PROBLEM STATEMENT - Check each line of the material below, and copy it if it holds the string "data".

┌──

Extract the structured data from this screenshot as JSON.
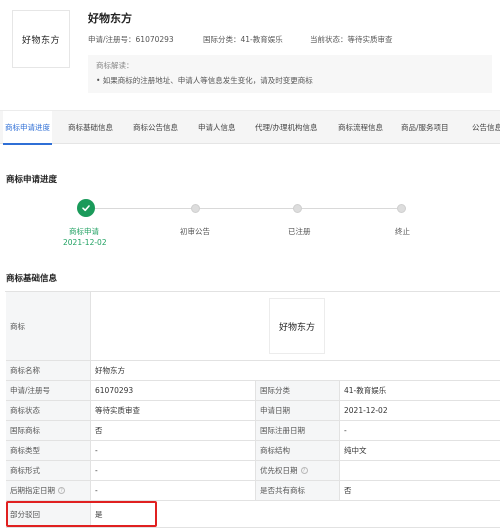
{
  "header": {
    "logo_text": "好物东方",
    "brand_name": "好物东方",
    "reg_no": "申请/注册号：61070293",
    "intl_class": "国际分类：41-教育娱乐",
    "status": "当前状态：等待实质审查",
    "note_title": "商标解读：",
    "note_text": "• 如果商标的注册地址、申请人等信息发生变化，请及时变更商标"
  },
  "tabs": [
    {
      "label": "商标申请进度",
      "active": true
    },
    {
      "label": "商标基础信息"
    },
    {
      "label": "商标公告信息"
    },
    {
      "label": "申请人信息"
    },
    {
      "label": "代理/办理机构信息"
    },
    {
      "label": "商标流程信息"
    },
    {
      "label": "商品/服务项目"
    },
    {
      "label": "公告信息"
    }
  ],
  "progress": {
    "title": "商标申请进度",
    "steps": [
      {
        "label": "商标申请",
        "date": "2021-12-02",
        "done": true
      },
      {
        "label": "初审公告",
        "done": false
      },
      {
        "label": "已注册",
        "done": false
      },
      {
        "label": "终止",
        "done": false
      }
    ]
  },
  "basic": {
    "title": "商标基础信息",
    "logo_label": "商标",
    "logo_text": "好物东方",
    "rows": [
      {
        "l1": "商标名称",
        "v1": "好物东方"
      },
      {
        "l1": "申请/注册号",
        "v1": "61070293",
        "l2": "国际分类",
        "v2": "41-教育娱乐"
      },
      {
        "l1": "商标状态",
        "v1": "等待实质审查",
        "l2": "申请日期",
        "v2": "2021-12-02"
      },
      {
        "l1": "国际商标",
        "v1": "否",
        "l2": "国际注册日期",
        "v2": "-"
      },
      {
        "l1": "商标类型",
        "v1": "-",
        "l2": "商标结构",
        "v2": "纯中文"
      },
      {
        "l1": "商标形式",
        "v1": "-",
        "l2": "优先权日期",
        "v2": ""
      },
      {
        "l1": "后期指定日期",
        "v1": "-",
        "l2": "是否共有商标",
        "v2": "否"
      },
      {
        "l1": "部分驳回",
        "v1": "是"
      }
    ]
  },
  "colors": {
    "accent": "#2f6fd6",
    "success": "#1a9a5a",
    "highlight": "#e02020"
  }
}
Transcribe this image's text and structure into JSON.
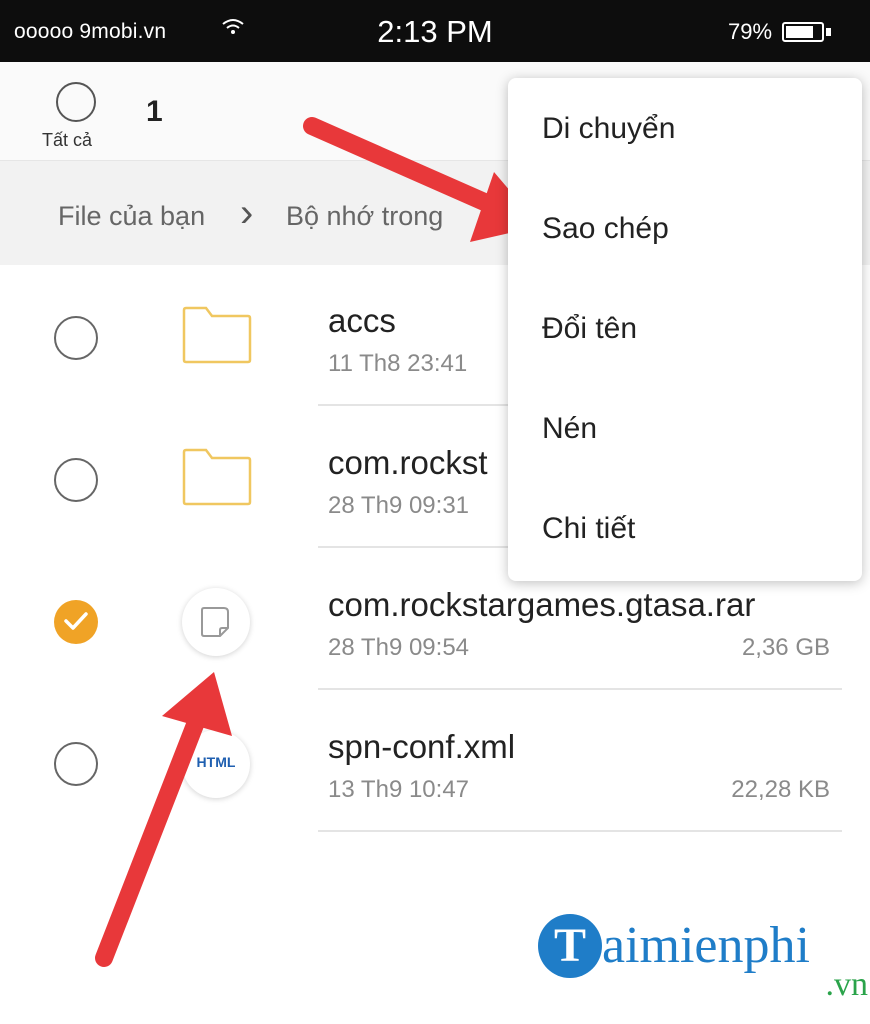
{
  "status_bar": {
    "carrier": "ooooo 9mobi.vn",
    "time": "2:13 PM",
    "battery": "79%",
    "battery_level": 0.79
  },
  "selection": {
    "select_all_label": "Tất cả",
    "count": "1"
  },
  "breadcrumb": {
    "items": [
      "File của bạn",
      "Bộ nhớ trong"
    ]
  },
  "files": [
    {
      "name": "accs",
      "date": "11 Th8 23:41",
      "size": "",
      "type": "folder",
      "checked": false
    },
    {
      "name": "com.rockst",
      "date": "28 Th9 09:31",
      "size": "",
      "type": "folder",
      "checked": false
    },
    {
      "name": "com.rockstargames.gtasa.rar",
      "date": "28 Th9 09:54",
      "size": "2,36 GB",
      "type": "file",
      "checked": true
    },
    {
      "name": "spn-conf.xml",
      "date": "13 Th9 10:47",
      "size": "22,28 KB",
      "type": "html",
      "checked": false,
      "icon_text": "HTML"
    }
  ],
  "menu": {
    "items": [
      "Di chuyển",
      "Sao chép",
      "Đổi tên",
      "Nén",
      "Chi tiết"
    ]
  },
  "watermark": {
    "glyph": "T",
    "text": "aimienphi",
    "sub": ".vn"
  },
  "colors": {
    "check_accent": "#f0a326",
    "folder_outline": "#f0c760",
    "arrow_red": "#e8383a",
    "watermark_blue": "#1f7dc8",
    "watermark_green": "#2aa34a"
  }
}
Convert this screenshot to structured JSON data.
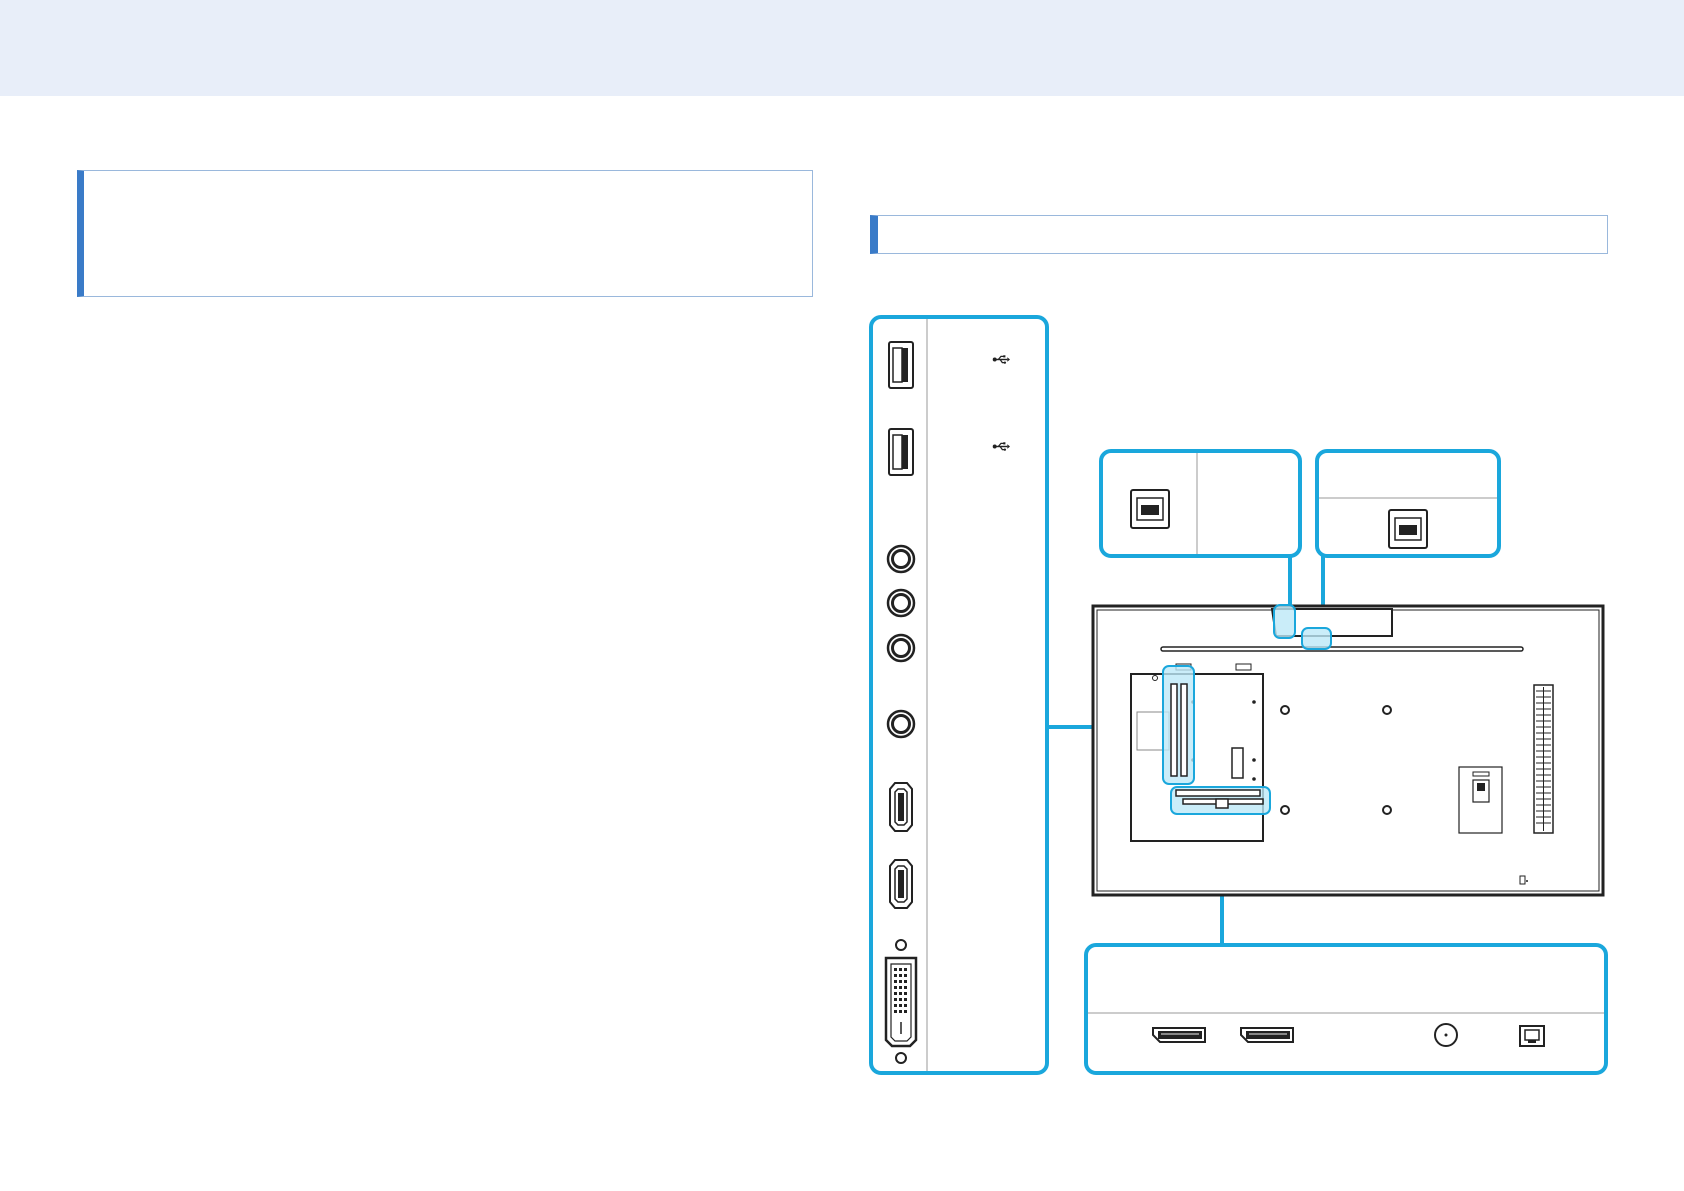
{
  "colors": {
    "header_band": "#e8eef9",
    "accent": "#3a7bc8",
    "callout": "#1aa7dc",
    "highlight_fill": "#bde9f7",
    "line": "#222222"
  },
  "icons": [
    "usb-icon"
  ]
}
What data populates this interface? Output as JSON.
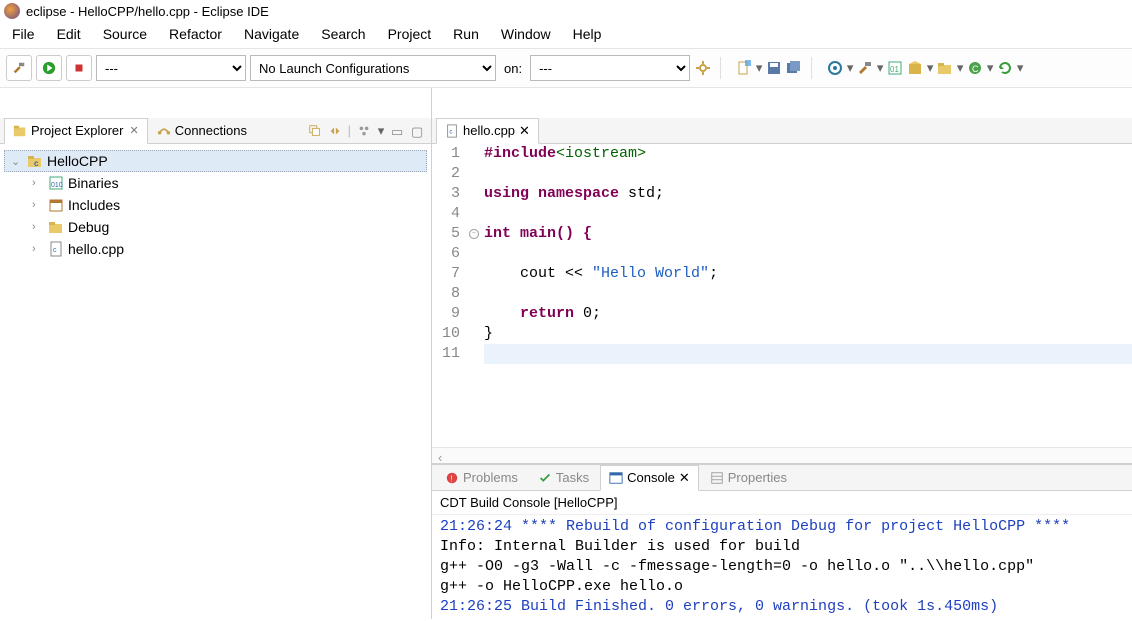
{
  "title": "eclipse - HelloCPP/hello.cpp - Eclipse IDE",
  "menubar": [
    "File",
    "Edit",
    "Source",
    "Refactor",
    "Navigate",
    "Search",
    "Project",
    "Run",
    "Window",
    "Help"
  ],
  "toolbar": {
    "config_selector": "---",
    "launch_selector": "No Launch Configurations",
    "on_label": "on:",
    "target_selector": "---"
  },
  "left_pane": {
    "tab1": "Project Explorer",
    "tab2": "Connections",
    "tree": {
      "project": "HelloCPP",
      "children": [
        "Binaries",
        "Includes",
        "Debug",
        "hello.cpp"
      ]
    }
  },
  "editor": {
    "tab": "hello.cpp",
    "lines": [
      {
        "n": 1
      },
      {
        "n": 2
      },
      {
        "n": 3
      },
      {
        "n": 4
      },
      {
        "n": 5
      },
      {
        "n": 6
      },
      {
        "n": 7
      },
      {
        "n": 8
      },
      {
        "n": 9
      },
      {
        "n": 10
      },
      {
        "n": 11
      }
    ],
    "src": {
      "l1_kw": "#include",
      "l1_inc": "<iostream>",
      "l3_kw1": "using",
      "l3_kw2": "namespace",
      "l3_id": " std;",
      "l5_kw": "int",
      "l5_fn": " main() {",
      "l7_pre": "    cout << ",
      "l7_str": "\"Hello World\"",
      "l7_post": ";",
      "l9_pre": "    ",
      "l9_kw": "return",
      "l9_post": " 0;",
      "l10": "}"
    }
  },
  "bottom": {
    "tabs": [
      "Problems",
      "Tasks",
      "Console",
      "Properties"
    ],
    "console_title": "CDT Build Console [HelloCPP]",
    "lines": [
      {
        "cls": "blue",
        "t": "21:26:24 **** Rebuild of configuration Debug for project HelloCPP ****"
      },
      {
        "cls": "",
        "t": "Info: Internal Builder is used for build"
      },
      {
        "cls": "",
        "t": "g++ -O0 -g3 -Wall -c -fmessage-length=0 -o hello.o \"..\\\\hello.cpp\""
      },
      {
        "cls": "",
        "t": "g++ -o HelloCPP.exe hello.o"
      },
      {
        "cls": "",
        "t": ""
      },
      {
        "cls": "blue",
        "t": "21:26:25 Build Finished. 0 errors, 0 warnings. (took 1s.450ms)"
      }
    ]
  }
}
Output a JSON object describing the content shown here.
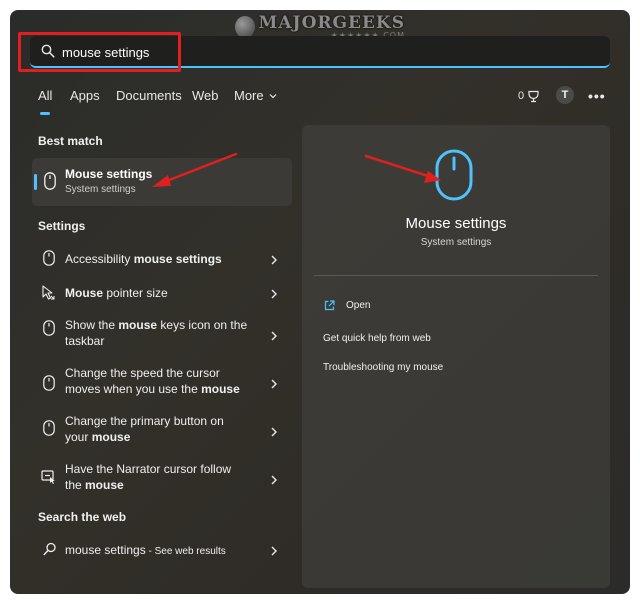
{
  "watermark": {
    "title": "MAJORGEEKS",
    "subtitle": "★★★★★★.COM"
  },
  "search": {
    "value": "mouse settings",
    "placeholder": ""
  },
  "tabs": [
    {
      "label": "All",
      "active": true
    },
    {
      "label": "Apps"
    },
    {
      "label": "Documents"
    },
    {
      "label": "Web"
    },
    {
      "label": "More"
    }
  ],
  "header_right": {
    "points": "0",
    "avatar_initial": "T",
    "more_label": "•••"
  },
  "best_match": {
    "section_label": "Best match",
    "title": "Mouse settings",
    "subtitle": "System settings",
    "icon": "mouse-icon"
  },
  "settings": {
    "section_label": "Settings",
    "items": [
      {
        "pre": "Accessibility ",
        "bold": "mouse settings",
        "post": "",
        "icon": "mouse-icon"
      },
      {
        "pre": "",
        "bold": "Mouse",
        "post": " pointer size",
        "icon": "pointer-size-icon"
      },
      {
        "pre": "Show the ",
        "bold": "mouse",
        "post": " keys icon on the taskbar",
        "icon": "mouse-icon"
      },
      {
        "pre": "Change the speed the cursor moves when you use the ",
        "bold": "mouse",
        "post": "",
        "icon": "mouse-icon"
      },
      {
        "pre": "Change the primary button on your ",
        "bold": "mouse",
        "post": "",
        "icon": "mouse-icon"
      },
      {
        "pre": "Have the Narrator cursor follow the ",
        "bold": "mouse",
        "post": "",
        "icon": "narrator-icon"
      }
    ]
  },
  "web": {
    "section_label": "Search the web",
    "query": "mouse settings",
    "suffix": " - See web results",
    "icon": "search-icon"
  },
  "preview": {
    "title": "Mouse settings",
    "subtitle": "System settings",
    "actions": [
      {
        "label": "Open",
        "icon": "open-external-icon"
      },
      {
        "label": "Get quick help from web"
      },
      {
        "label": "Troubleshooting my mouse"
      }
    ]
  },
  "colors": {
    "accent": "#4cc2ff",
    "annotation": "#e02020",
    "panel_bg": "#2e2d2a"
  }
}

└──

EXERCISE RESULT -
Extract the structured data from this screenshot as JSON.
Convert this screenshot to structured JSON data.
What data populates this interface? Output as JSON.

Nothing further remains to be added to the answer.